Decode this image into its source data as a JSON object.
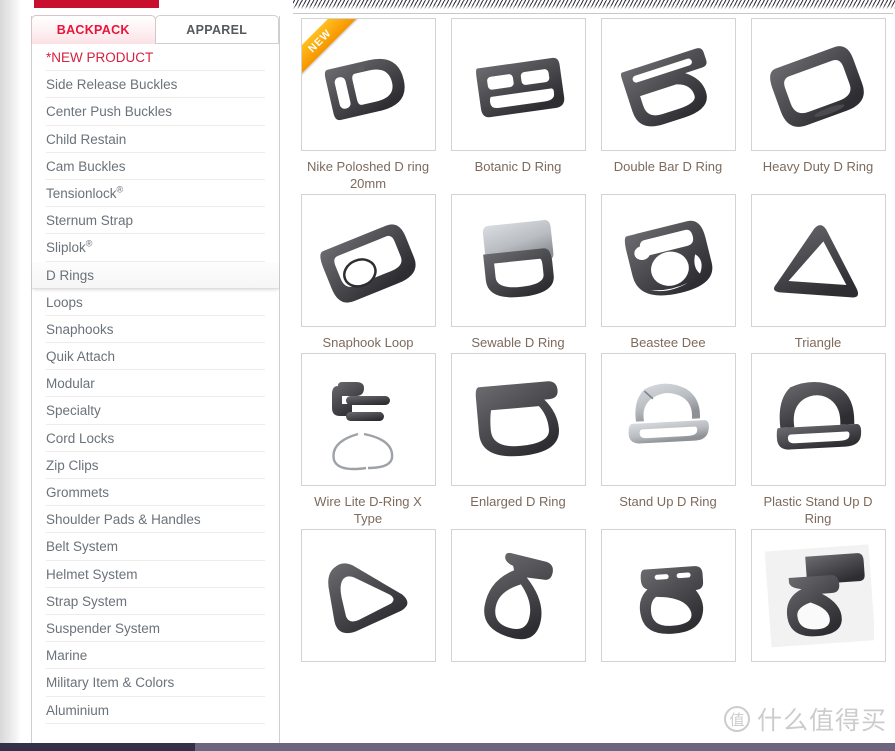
{
  "page": {
    "title": "D Rings Product Catalog",
    "accent_red": "#c8102e",
    "label_color": "#7d6a5c",
    "nav_color": "#6b727a",
    "ribbon_color": "#f79400"
  },
  "sidebar": {
    "tabs": [
      {
        "label": "BACKPACK",
        "active": true
      },
      {
        "label": "APPAREL",
        "active": false
      }
    ],
    "items": [
      {
        "label": "*NEW PRODUCT",
        "style": "newproduct"
      },
      {
        "label": "Side Release Buckles"
      },
      {
        "label": "Center Push Buckles"
      },
      {
        "label": "Child Restain"
      },
      {
        "label": "Cam Buckles"
      },
      {
        "label": "Tensionlock",
        "sup": "®"
      },
      {
        "label": "Sternum Strap"
      },
      {
        "label": "Sliplok",
        "sup": "®"
      },
      {
        "label": "D Rings",
        "active": true
      },
      {
        "label": "Loops"
      },
      {
        "label": "Snaphooks"
      },
      {
        "label": "Quik Attach"
      },
      {
        "label": "Modular"
      },
      {
        "label": "Specialty"
      },
      {
        "label": "Cord Locks"
      },
      {
        "label": "Zip Clips"
      },
      {
        "label": "Grommets"
      },
      {
        "label": "Shoulder Pads & Handles"
      },
      {
        "label": "Belt System"
      },
      {
        "label": "Helmet System"
      },
      {
        "label": "Strap System"
      },
      {
        "label": "Suspender System"
      },
      {
        "label": "Marine"
      },
      {
        "label": "Military Item & Colors"
      },
      {
        "label": "Aluminium"
      }
    ]
  },
  "products": [
    {
      "name": "Nike Poloshed D ring 20mm",
      "badge": "NEW",
      "shape": "nike-d-ring"
    },
    {
      "name": "Botanic D Ring",
      "badge": "",
      "shape": "botanic-d-ring"
    },
    {
      "name": "Double Bar D Ring",
      "badge": "",
      "shape": "double-bar-d-ring"
    },
    {
      "name": "Heavy Duty D Ring",
      "badge": "",
      "shape": "heavy-duty-d-ring"
    },
    {
      "name": "Snaphook Loop",
      "badge": "",
      "shape": "snaphook-loop"
    },
    {
      "name": "Sewable D Ring",
      "badge": "",
      "shape": "sewable-d-ring"
    },
    {
      "name": "Beastee Dee",
      "badge": "",
      "shape": "beastee-dee"
    },
    {
      "name": "Triangle",
      "badge": "",
      "shape": "triangle-ring"
    },
    {
      "name": "Wire Lite D-Ring X Type",
      "badge": "",
      "shape": "wire-lite-x"
    },
    {
      "name": "Enlarged D Ring",
      "badge": "",
      "shape": "enlarged-d-ring"
    },
    {
      "name": "Stand Up D Ring",
      "badge": "",
      "shape": "stand-up-d-ring"
    },
    {
      "name": "Plastic Stand Up D Ring",
      "badge": "",
      "shape": "plastic-stand-up"
    },
    {
      "name": "",
      "badge": "",
      "shape": "soft-triangle"
    },
    {
      "name": "",
      "badge": "",
      "shape": "tall-d-ring"
    },
    {
      "name": "",
      "badge": "",
      "shape": "slotted-d-ring"
    },
    {
      "name": "",
      "badge": "",
      "shape": "tab-d-ring"
    }
  ],
  "watermark": {
    "mark": "值",
    "text": "什么值得买"
  }
}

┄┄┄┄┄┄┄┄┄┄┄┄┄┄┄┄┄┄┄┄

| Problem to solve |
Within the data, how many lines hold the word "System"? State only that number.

| Solved exercise |
4